Data for review
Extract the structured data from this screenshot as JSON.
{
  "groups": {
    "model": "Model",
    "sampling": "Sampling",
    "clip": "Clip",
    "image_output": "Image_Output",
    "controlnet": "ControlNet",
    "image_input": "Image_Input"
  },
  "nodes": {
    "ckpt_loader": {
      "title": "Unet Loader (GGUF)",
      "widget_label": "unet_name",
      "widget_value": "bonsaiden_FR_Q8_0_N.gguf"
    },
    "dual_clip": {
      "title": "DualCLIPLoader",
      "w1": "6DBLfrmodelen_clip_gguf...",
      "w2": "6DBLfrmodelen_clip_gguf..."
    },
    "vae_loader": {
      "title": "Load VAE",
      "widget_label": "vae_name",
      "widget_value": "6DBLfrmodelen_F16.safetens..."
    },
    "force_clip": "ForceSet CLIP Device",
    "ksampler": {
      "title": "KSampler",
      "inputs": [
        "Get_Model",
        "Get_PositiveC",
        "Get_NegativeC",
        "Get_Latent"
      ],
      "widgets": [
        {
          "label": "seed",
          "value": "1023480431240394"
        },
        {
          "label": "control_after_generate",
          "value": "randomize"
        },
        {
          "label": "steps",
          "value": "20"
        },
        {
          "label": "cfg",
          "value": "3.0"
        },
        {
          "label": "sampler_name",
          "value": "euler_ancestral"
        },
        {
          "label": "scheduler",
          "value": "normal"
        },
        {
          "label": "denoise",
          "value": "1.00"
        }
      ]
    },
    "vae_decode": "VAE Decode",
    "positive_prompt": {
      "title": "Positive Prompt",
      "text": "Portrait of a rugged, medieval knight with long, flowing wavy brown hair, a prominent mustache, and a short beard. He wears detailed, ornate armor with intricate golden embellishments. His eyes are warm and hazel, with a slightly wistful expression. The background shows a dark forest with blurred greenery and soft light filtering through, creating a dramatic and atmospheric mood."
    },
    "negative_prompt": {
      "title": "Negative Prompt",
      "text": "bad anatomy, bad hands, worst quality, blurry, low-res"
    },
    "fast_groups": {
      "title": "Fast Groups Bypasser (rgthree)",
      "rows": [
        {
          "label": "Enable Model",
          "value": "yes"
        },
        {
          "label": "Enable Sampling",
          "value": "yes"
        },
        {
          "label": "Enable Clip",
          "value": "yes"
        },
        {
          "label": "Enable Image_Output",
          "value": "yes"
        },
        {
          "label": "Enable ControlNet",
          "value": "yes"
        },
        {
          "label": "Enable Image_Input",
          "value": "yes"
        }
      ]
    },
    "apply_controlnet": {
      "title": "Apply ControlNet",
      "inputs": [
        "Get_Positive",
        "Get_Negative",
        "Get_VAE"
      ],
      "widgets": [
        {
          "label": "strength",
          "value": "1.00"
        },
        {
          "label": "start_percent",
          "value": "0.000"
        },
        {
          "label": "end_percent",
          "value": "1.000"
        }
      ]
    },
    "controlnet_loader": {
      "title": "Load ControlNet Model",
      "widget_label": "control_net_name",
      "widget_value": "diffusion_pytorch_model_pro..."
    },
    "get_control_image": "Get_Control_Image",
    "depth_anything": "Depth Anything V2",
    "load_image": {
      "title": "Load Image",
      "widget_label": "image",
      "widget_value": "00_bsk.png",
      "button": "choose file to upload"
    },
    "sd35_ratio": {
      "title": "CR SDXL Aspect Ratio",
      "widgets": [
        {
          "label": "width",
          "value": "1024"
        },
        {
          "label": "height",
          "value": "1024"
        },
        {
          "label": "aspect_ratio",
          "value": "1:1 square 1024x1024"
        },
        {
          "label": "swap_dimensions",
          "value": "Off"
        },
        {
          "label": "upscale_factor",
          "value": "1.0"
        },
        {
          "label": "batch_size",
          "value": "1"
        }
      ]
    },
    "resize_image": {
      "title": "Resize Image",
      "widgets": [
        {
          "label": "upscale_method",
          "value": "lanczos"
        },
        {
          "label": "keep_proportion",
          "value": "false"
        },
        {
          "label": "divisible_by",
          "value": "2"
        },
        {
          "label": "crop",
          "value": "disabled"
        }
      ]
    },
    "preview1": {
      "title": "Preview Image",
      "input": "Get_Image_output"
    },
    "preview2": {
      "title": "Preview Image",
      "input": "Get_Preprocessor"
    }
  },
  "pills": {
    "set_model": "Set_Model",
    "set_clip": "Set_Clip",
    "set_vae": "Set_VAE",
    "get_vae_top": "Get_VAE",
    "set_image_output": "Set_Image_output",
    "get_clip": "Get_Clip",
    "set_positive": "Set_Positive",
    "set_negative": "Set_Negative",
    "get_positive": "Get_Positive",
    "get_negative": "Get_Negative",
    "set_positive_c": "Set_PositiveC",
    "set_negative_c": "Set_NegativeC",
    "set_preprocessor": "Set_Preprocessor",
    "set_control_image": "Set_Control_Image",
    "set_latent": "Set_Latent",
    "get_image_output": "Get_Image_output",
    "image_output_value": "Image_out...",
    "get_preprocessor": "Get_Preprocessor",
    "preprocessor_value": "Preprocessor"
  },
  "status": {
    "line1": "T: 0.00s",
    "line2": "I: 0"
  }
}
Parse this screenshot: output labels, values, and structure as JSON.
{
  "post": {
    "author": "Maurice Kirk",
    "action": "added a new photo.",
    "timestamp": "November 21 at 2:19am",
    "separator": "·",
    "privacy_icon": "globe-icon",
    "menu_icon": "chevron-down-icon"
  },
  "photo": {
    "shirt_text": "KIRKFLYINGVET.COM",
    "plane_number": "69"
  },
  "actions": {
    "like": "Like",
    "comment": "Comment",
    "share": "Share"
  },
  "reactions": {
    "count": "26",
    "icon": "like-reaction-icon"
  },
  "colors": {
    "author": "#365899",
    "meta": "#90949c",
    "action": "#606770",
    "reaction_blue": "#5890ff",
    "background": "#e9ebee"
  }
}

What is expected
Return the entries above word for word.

Finished task
Extract the structured data from this screenshot as JSON.
{
  "groups": {
    "model": "Model",
    "sampling": "Sampling",
    "clip": "Clip",
    "image_output": "Image_Output",
    "controlnet": "ControlNet",
    "image_input": "Image_Input"
  },
  "nodes": {
    "ckpt_loader": {
      "title": "Unet Loader (GGUF)",
      "widget_label": "unet_name",
      "widget_value": "bonsaiden_FR_Q8_0_N.gguf"
    },
    "dual_clip": {
      "title": "DualCLIPLoader",
      "w1": "6DBLfrmodelen_clip_gguf...",
      "w2": "6DBLfrmodelen_clip_gguf..."
    },
    "vae_loader": {
      "title": "Load VAE",
      "widget_label": "vae_name",
      "widget_value": "6DBLfrmodelen_F16.safetens..."
    },
    "force_clip": "ForceSet CLIP Device",
    "ksampler": {
      "title": "KSampler",
      "inputs": [
        "Get_Model",
        "Get_PositiveC",
        "Get_NegativeC",
        "Get_Latent"
      ],
      "widgets": [
        {
          "label": "seed",
          "value": "1023480431240394"
        },
        {
          "label": "control_after_generate",
          "value": "randomize"
        },
        {
          "label": "steps",
          "value": "20"
        },
        {
          "label": "cfg",
          "value": "3.0"
        },
        {
          "label": "sampler_name",
          "value": "euler_ancestral"
        },
        {
          "label": "scheduler",
          "value": "normal"
        },
        {
          "label": "denoise",
          "value": "1.00"
        }
      ]
    },
    "vae_decode": "VAE Decode",
    "positive_prompt": {
      "title": "Positive Prompt",
      "text": "Portrait of a rugged, medieval knight with long, flowing wavy brown hair, a prominent mustache, and a short beard. He wears detailed, ornate armor with intricate golden embellishments. His eyes are warm and hazel, with a slightly wistful expression. The background shows a dark forest with blurred greenery and soft light filtering through, creating a dramatic and atmospheric mood."
    },
    "negative_prompt": {
      "title": "Negative Prompt",
      "text": "bad anatomy, bad hands, worst quality, blurry, low-res"
    },
    "fast_groups": {
      "title": "Fast Groups Bypasser (rgthree)",
      "rows": [
        {
          "label": "Enable Model",
          "value": "yes"
        },
        {
          "label": "Enable Sampling",
          "value": "yes"
        },
        {
          "label": "Enable Clip",
          "value": "yes"
        },
        {
          "label": "Enable Image_Output",
          "value": "yes"
        },
        {
          "label": "Enable ControlNet",
          "value": "yes"
        },
        {
          "label": "Enable Image_Input",
          "value": "yes"
        }
      ]
    },
    "apply_controlnet": {
      "title": "Apply ControlNet",
      "inputs": [
        "Get_Positive",
        "Get_Negative",
        "Get_VAE"
      ],
      "widgets": [
        {
          "label": "strength",
          "value": "1.00"
        },
        {
          "label": "start_percent",
          "value": "0.000"
        },
        {
          "label": "end_percent",
          "value": "1.000"
        }
      ]
    },
    "controlnet_loader": {
      "title": "Load ControlNet Model",
      "widget_label": "control_net_name",
      "widget_value": "diffusion_pytorch_model_pro..."
    },
    "get_control_image": "Get_Control_Image",
    "depth_anything": "Depth Anything V2",
    "load_image": {
      "title": "Load Image",
      "widget_label": "image",
      "widget_value": "00_bsk.png",
      "button": "choose file to upload"
    },
    "sd35_ratio": {
      "title": "CR SDXL Aspect Ratio",
      "widgets": [
        {
          "label": "width",
          "value": "1024"
        },
        {
          "label": "height",
          "value": "1024"
        },
        {
          "label": "aspect_ratio",
          "value": "1:1 square 1024x1024"
        },
        {
          "label": "swap_dimensions",
          "value": "Off"
        },
        {
          "label": "upscale_factor",
          "value": "1.0"
        },
        {
          "label": "batch_size",
          "value": "1"
        }
      ]
    },
    "resize_image": {
      "title": "Resize Image",
      "widgets": [
        {
          "label": "upscale_method",
          "value": "lanczos"
        },
        {
          "label": "keep_proportion",
          "value": "false"
        },
        {
          "label": "divisible_by",
          "value": "2"
        },
        {
          "label": "crop",
          "value": "disabled"
        }
      ]
    },
    "preview1": {
      "title": "Preview Image",
      "input": "Get_Image_output"
    },
    "preview2": {
      "title": "Preview Image",
      "input": "Get_Preprocessor"
    }
  },
  "pills": {
    "set_model": "Set_Model",
    "set_clip": "Set_Clip",
    "set_vae": "Set_VAE",
    "get_vae_top": "Get_VAE",
    "set_image_output": "Set_Image_output",
    "get_clip": "Get_Clip",
    "set_positive": "Set_Positive",
    "set_negative": "Set_Negative",
    "get_positive": "Get_Positive",
    "get_negative": "Get_Negative",
    "set_positive_c": "Set_PositiveC",
    "set_negative_c": "Set_NegativeC",
    "set_preprocessor": "Set_Preprocessor",
    "set_control_image": "Set_Control_Image",
    "set_latent": "Set_Latent",
    "get_image_output": "Get_Image_output",
    "image_output_value": "Image_out...",
    "get_preprocessor": "Get_Preprocessor",
    "preprocessor_value": "Preprocessor"
  },
  "status": {
    "line1": "T: 0.00s",
    "line2": "I: 0"
  }
}
Parse this screenshot: output labels, values, and structure as JSON.
{
  "post": {
    "author": "Maurice Kirk",
    "action": "added a new photo.",
    "timestamp": "November 21 at 2:19am",
    "separator": "·",
    "privacy_icon": "globe-icon",
    "menu_icon": "chevron-down-icon"
  },
  "photo": {
    "shirt_text": "KIRKFLYINGVET.COM",
    "plane_number": "69"
  },
  "actions": {
    "like": "Like",
    "comment": "Comment",
    "share": "Share"
  },
  "reactions": {
    "count": "26",
    "icon": "like-reaction-icon"
  },
  "colors": {
    "author": "#365899",
    "meta": "#90949c",
    "action": "#606770",
    "reaction_blue": "#5890ff",
    "background": "#e9ebee"
  }
}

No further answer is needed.